Chapter Nine examines the opposing influences of Sam and Father on Tim. While Father rides up ahead and Tim leads the cattle alone, he passes time by naming all the countries in the world, a game that reveals his thought process. Tim acknowledges to himself that if the Rebels win the war, America will be a country, not a colony. Then, however, he thinks of his father's certainty that the Rebels will lose, and so he discards America as a country. This thought process is typical, for Tim often thinks first of Sam's opinions, and then of his father's.

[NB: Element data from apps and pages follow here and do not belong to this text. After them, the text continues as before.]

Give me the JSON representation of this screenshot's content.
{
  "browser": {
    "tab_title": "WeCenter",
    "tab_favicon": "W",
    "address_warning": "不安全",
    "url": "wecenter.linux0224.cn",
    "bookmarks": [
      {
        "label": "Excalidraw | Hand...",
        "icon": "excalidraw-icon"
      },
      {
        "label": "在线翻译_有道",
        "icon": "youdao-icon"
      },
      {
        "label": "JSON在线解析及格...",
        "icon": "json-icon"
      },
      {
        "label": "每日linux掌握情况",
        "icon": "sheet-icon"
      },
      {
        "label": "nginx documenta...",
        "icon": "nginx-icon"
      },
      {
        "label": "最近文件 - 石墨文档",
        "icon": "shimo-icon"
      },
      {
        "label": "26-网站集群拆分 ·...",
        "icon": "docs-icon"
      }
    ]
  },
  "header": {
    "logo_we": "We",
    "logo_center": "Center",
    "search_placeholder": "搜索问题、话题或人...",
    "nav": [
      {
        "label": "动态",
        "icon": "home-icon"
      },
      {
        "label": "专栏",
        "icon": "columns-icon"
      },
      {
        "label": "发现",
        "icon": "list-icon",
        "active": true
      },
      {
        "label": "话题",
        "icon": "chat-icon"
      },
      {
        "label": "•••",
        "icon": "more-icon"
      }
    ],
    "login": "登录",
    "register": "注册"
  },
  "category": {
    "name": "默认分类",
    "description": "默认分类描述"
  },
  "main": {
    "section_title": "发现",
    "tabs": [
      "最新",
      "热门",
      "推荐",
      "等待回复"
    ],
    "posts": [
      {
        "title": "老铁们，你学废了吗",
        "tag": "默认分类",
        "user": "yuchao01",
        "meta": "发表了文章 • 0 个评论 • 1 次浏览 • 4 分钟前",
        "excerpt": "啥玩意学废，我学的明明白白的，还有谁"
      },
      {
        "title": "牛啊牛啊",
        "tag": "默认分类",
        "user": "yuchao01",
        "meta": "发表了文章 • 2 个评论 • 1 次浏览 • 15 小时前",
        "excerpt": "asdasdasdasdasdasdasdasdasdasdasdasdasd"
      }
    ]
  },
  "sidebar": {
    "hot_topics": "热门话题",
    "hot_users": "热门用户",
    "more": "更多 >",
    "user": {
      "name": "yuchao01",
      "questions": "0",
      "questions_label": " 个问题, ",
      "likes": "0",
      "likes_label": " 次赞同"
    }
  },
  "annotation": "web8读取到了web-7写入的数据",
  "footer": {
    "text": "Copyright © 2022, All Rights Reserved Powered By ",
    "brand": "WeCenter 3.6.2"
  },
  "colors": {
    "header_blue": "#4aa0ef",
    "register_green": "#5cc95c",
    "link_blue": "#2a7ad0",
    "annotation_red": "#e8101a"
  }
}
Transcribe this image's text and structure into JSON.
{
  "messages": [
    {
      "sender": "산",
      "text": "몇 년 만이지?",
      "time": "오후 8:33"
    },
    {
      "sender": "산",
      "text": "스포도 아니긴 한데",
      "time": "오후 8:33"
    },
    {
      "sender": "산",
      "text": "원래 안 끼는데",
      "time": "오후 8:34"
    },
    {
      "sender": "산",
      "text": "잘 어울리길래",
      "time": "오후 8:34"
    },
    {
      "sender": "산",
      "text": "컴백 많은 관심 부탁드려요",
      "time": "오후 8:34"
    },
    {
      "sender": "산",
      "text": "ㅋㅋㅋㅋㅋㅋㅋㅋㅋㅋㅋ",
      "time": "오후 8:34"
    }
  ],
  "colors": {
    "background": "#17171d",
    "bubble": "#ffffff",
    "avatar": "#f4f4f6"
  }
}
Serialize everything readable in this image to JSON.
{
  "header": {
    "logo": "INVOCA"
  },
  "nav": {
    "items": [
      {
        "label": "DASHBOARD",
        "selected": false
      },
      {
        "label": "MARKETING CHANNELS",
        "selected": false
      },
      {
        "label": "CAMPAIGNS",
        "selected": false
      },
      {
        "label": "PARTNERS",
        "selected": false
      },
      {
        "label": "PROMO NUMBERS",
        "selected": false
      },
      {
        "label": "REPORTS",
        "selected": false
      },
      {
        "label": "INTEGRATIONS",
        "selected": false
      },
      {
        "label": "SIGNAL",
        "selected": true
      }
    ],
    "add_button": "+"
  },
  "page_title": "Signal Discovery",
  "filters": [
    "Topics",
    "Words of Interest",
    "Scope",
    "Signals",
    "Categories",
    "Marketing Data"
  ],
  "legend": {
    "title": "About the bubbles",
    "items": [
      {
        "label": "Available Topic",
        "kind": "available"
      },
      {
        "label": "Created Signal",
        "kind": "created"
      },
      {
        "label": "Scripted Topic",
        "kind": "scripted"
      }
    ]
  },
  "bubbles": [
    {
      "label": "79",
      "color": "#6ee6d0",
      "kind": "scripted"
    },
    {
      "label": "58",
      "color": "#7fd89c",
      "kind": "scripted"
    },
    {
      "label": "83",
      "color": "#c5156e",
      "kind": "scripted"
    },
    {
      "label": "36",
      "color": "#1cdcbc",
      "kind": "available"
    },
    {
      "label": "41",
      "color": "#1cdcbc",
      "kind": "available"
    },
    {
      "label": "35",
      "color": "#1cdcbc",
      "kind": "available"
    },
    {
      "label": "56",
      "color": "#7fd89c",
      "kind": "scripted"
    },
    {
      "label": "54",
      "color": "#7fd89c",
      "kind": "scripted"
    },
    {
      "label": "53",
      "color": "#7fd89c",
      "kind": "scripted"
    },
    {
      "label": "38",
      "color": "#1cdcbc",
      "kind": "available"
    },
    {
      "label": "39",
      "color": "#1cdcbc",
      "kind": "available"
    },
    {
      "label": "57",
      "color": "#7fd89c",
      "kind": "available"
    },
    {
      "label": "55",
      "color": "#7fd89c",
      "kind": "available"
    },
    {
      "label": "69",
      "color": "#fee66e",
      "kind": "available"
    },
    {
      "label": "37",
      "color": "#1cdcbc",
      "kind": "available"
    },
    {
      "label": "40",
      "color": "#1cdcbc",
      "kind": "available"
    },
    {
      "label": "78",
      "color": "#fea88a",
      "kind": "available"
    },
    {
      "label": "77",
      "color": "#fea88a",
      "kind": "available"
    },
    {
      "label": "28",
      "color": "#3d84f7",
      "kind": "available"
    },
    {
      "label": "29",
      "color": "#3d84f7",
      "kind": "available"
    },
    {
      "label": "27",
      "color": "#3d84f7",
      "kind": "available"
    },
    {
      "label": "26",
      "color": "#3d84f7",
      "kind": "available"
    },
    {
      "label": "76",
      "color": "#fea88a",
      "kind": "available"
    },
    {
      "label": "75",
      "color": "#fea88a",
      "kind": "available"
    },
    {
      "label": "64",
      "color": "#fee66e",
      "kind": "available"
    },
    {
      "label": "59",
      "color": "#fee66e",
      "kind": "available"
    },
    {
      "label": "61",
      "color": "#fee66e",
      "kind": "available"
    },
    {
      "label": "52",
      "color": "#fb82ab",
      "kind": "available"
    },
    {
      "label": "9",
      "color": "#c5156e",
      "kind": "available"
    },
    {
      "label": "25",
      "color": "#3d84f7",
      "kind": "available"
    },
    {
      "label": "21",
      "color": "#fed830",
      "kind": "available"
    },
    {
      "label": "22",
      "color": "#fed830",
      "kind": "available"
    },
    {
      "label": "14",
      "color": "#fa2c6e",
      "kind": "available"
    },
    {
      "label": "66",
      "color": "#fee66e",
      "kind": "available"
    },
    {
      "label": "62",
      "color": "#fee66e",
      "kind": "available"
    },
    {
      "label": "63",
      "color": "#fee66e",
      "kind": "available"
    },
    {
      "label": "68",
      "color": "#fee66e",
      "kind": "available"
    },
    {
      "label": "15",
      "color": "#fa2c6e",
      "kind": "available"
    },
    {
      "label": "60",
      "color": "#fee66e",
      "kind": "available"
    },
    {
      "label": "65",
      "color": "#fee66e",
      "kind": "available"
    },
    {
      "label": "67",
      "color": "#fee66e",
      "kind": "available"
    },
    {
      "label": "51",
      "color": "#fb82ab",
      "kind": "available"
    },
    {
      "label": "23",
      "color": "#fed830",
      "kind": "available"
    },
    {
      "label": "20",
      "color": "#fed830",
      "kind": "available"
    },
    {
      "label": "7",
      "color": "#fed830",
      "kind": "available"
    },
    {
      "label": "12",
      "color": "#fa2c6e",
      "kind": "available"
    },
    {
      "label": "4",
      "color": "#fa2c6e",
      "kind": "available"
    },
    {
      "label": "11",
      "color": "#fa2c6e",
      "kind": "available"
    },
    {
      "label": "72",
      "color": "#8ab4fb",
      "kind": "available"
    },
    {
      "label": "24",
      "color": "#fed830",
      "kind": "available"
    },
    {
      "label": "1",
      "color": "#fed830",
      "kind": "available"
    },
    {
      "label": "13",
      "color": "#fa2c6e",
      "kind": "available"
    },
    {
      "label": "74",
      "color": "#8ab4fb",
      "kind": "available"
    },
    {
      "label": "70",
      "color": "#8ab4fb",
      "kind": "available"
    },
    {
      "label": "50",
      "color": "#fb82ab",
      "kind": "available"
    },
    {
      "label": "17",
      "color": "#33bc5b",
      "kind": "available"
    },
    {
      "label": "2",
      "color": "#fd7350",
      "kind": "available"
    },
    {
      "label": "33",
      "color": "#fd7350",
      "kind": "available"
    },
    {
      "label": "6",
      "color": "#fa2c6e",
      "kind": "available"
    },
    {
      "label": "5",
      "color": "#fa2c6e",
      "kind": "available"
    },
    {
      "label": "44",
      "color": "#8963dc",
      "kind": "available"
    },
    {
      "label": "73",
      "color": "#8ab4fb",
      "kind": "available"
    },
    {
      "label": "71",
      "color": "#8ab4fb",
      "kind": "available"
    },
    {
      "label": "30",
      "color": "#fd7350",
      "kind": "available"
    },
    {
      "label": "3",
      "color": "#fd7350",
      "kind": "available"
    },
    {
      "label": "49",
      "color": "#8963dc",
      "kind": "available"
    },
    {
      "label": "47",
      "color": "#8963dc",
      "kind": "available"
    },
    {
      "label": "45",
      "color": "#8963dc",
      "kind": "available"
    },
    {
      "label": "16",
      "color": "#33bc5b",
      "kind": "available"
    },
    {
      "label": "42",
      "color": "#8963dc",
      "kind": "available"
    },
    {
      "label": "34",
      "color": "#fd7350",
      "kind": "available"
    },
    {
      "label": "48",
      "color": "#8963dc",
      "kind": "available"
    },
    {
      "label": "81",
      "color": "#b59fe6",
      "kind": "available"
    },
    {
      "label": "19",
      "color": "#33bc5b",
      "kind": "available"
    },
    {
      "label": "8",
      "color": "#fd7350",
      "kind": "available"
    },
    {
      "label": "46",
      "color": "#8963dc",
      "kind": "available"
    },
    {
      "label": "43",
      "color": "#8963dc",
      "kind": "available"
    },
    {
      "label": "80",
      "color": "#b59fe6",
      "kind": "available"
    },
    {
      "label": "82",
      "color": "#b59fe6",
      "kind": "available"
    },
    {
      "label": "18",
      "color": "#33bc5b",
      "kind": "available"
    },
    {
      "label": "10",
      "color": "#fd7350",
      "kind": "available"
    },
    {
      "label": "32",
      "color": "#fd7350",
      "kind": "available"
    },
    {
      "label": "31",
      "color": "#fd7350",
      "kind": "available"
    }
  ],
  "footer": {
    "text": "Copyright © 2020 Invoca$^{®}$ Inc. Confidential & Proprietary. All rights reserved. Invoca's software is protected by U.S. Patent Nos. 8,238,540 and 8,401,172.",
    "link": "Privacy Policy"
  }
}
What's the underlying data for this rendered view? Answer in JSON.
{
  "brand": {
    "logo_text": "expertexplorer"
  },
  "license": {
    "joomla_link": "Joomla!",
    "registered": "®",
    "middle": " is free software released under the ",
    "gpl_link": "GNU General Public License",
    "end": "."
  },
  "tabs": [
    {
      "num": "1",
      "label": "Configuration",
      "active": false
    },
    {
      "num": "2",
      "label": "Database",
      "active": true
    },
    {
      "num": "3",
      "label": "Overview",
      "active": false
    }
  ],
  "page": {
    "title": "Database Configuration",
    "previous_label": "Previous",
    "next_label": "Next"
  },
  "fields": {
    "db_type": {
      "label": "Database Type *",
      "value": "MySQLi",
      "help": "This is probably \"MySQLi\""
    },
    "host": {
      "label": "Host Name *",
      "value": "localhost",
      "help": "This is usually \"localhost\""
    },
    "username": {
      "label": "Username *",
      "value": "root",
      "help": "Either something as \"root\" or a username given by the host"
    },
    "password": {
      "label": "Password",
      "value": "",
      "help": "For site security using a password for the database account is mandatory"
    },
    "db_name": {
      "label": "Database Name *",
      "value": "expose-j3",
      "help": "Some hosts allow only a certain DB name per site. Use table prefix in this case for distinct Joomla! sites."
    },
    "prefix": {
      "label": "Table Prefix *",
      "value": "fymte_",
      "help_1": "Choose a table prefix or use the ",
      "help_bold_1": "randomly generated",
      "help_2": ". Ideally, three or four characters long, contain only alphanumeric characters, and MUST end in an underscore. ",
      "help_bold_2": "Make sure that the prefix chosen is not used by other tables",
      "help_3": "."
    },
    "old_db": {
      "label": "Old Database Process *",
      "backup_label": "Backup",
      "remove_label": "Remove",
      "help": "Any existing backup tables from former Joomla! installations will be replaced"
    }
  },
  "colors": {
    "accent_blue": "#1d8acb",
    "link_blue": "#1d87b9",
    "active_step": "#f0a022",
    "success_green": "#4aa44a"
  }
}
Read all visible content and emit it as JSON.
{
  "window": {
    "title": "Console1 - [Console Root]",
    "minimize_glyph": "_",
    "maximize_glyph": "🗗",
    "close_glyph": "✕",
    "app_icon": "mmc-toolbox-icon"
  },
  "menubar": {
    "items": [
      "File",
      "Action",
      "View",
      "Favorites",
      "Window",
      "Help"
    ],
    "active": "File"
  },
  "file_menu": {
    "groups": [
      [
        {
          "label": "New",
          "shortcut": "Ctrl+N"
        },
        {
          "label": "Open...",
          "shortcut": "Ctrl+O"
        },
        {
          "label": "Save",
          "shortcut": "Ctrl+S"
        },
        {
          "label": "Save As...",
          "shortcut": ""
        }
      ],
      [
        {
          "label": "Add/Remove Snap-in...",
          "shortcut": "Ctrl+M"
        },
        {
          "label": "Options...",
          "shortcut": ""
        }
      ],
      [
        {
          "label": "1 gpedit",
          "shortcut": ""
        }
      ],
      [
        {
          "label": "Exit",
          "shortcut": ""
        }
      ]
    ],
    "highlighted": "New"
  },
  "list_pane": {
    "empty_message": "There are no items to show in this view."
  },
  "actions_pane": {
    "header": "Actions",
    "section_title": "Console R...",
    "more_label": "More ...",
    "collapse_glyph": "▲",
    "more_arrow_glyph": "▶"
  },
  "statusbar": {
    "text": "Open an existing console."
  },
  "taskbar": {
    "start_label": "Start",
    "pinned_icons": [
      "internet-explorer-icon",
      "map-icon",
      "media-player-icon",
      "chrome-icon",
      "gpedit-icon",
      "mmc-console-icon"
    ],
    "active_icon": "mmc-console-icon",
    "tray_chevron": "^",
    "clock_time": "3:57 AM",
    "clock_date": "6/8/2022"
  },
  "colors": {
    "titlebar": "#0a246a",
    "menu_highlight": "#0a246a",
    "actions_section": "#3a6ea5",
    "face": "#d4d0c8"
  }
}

When Tim realizes what has happened to his father, he considers what Sam would do and what his father would do. Tim wants to act bravely, as Sam would, but then he makes the important distinction between being brave and being smart, and he does what his father would have wanted. Although he is influenced by his father, however, Tim forges a solution to his problem using cleverness and ingenuity that are solely his, and not based on Sam or his father. Mr. Meeker speaks evasively and stubbornly to the cow-boys on the journey out, so we can assume he would spoken in the same way on the journey back. Sam would have risked his life to save Father, perhaps getting killed in the process and almost certainly losing the cattle. Tim does neither of these things. When he reads the tracks and instantly understands the situation, it is a turning point. His intuition sharpens, and he begins to come of age. He seals this step in his maturation when he lies easily to the cow-boys, outsmarting them and arriving home safely with the supplies. The cattle trip begins as an exciting adventure, but it turns into a frightening and test of manhood. Tim succeeds by facing the cow-boys just as resourcefully as an intelligent, experienced adult could have hoped to do. Tim's life has lost its playful, imaginary element. He is done with trying to sneak away in search of stories to tell Sam. Without looking for excitement and danger, he has found both. Although it makes him proud to have triumphed, Tim now sees firsthand that the dangers involved are hardly worth the risk.